There was a time not long ago when all the liberal Washington pundits were clucking about immigration reform. They said that if there was a big bipartisan vote for it in the Senate, then the House would just have to give it a vote. I felt very lonely in saying—time and again—that everyone must be out of their fucking minds. It didn’t make sense for all these pundits to predict the success of the bill. After all, I’m rather new to all of this and these guys have been hanging around Washington for a long time. And I wasn’t predicting failure based on cynicism; I was predicting it based on the merits. I didn’t and still don’t see why it is to the advantage of Republicans to pass immigration reform when (1) most of them won’t vote for it; and (2) the party is unwilling to reach out to immigrants in any other way.
And then the bill passed in the Senate and there was much celebration, even though 70% of the Republicans in the Senate voted against the bill. That’s when Boehner got quite specific: he wasn’t going to bring the bill up for a vote unless a majority of the Republican caucus was for it. The Hallelujah Chorus ended and everywhere I looked, Washington pundits were sounding a lot like I had been. Suddenly, people were making lists of the reasons why immigration reform was always a long shot.
Not everyone gave up hope, of course. There was a group of pundits and reporters—especially over at the Washington Post—who I have taken to calling the Happy Horseshit Caucus. It is made up of a lot of very smart people who I admire and generally find quite insightful. And it is led by Greg Sargent. You know, despite the the frowning caricature, he’s got to be one of the most optimistic people in Washington. And I admire that. I love it when people call me Pollyanna, even if they are always being sarcastic. Optimism may not be my cup of tea, but I admire those who can manage it.
That’s not to say that it doesn’t look kind of sad to watch someone scraping the last couple of ounces out of the optimism barrel. And I’m afraid that Sargent is doing that today, although I could be wrong; he may go back and scrape some more later. This time, he is focused on a bit of handicapping that David Wasserman of The Cook Political Report has done. Wasserman thinks there “may be a narrow majority in the House who could be privately willing to support Boehner allowing a vote.” And then he goes on to mention three Republican Representatives that might be in this category. Setting aside the two weasels there, the fact that we know who some of these Representatives by name are an indication that they would not be willing to do so. Wouldn’t the fact that they allowed immigration reform to pass be used against them in a primary? I can even see it being worse, “Not only did my opponent allow amnesty for 11 million illegals, he wasn’t even willing to be honest with the voters of this great country!”

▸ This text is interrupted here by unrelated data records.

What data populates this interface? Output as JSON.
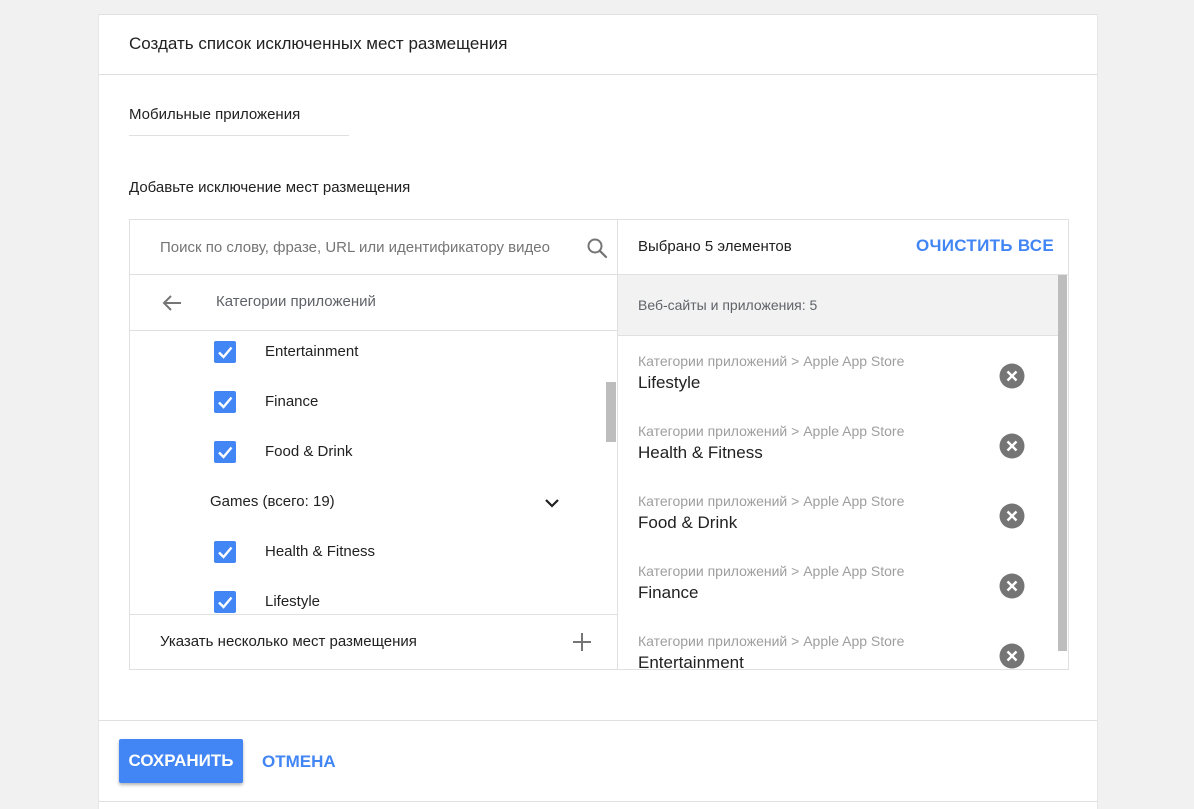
{
  "dialog": {
    "title": "Создать список исключенных мест размещения",
    "list_name": "Мобильные приложения",
    "section_label": "Добавьте исключение мест размещения"
  },
  "search": {
    "placeholder": "Поиск по слову, фразе, URL или идентификатору видео",
    "icon": "search-icon"
  },
  "browser": {
    "back_icon": "arrow-back-icon",
    "category_title": "Категории приложений",
    "items": [
      {
        "label": "Entertainment",
        "checked": true
      },
      {
        "label": "Finance",
        "checked": true
      },
      {
        "label": "Food & Drink",
        "checked": true
      },
      {
        "label": "Games (всего: 19)",
        "group": true,
        "icon": "chevron-down-icon"
      },
      {
        "label": "Health & Fitness",
        "checked": true
      },
      {
        "label": "Lifestyle",
        "checked": true
      }
    ],
    "multi_label": "Указать несколько мест размещения",
    "multi_icon": "plus-icon"
  },
  "selection": {
    "count_label": "Выбрано 5 элементов",
    "clear_all": "ОЧИСТИТЬ ВСЕ",
    "group_header": "Веб-сайты и приложения: 5",
    "items": [
      {
        "path": "Категории приложений > Apple App Store",
        "name": "Lifestyle"
      },
      {
        "path": "Категории приложений > Apple App Store",
        "name": "Health & Fitness"
      },
      {
        "path": "Категории приложений > Apple App Store",
        "name": "Food & Drink"
      },
      {
        "path": "Категории приложений > Apple App Store",
        "name": "Finance"
      },
      {
        "path": "Категории приложений > Apple App Store",
        "name": "Entertainment"
      }
    ],
    "remove_icon": "remove-circle-icon"
  },
  "footer": {
    "save": "СОХРАНИТЬ",
    "cancel": "ОТМЕНА"
  },
  "colors": {
    "accent": "#4285f4",
    "background": "#f1f1f1",
    "group_header_bg": "#f2f2f2"
  }
}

Look: I don’t want it to be this way. I think the bill as it now stands is marginally more good than bad. But I think the pathway to citizenship is far too difficult and long. I’m not keen on many of the big business sweeteners. And I don’t relish the idea of militarizing the border. For one thing, it looks bad; it looks like just what it is: racism. Remember: nearly half of the illegal immigration problem is from overstaying visas. So militarizing the boarder seems mostly to say, “We hate spics!”
Of course. Of course. It could happen. I would say that Sargent’s optimism barrel has maybe 3% left in it. But that means that my pessimism barrel is 97% full. H. L. Mencken was attacking democracy and the common man when he wrote his famous quotation. But no one in this world has ever lost money by underestimating the modern Republican Party.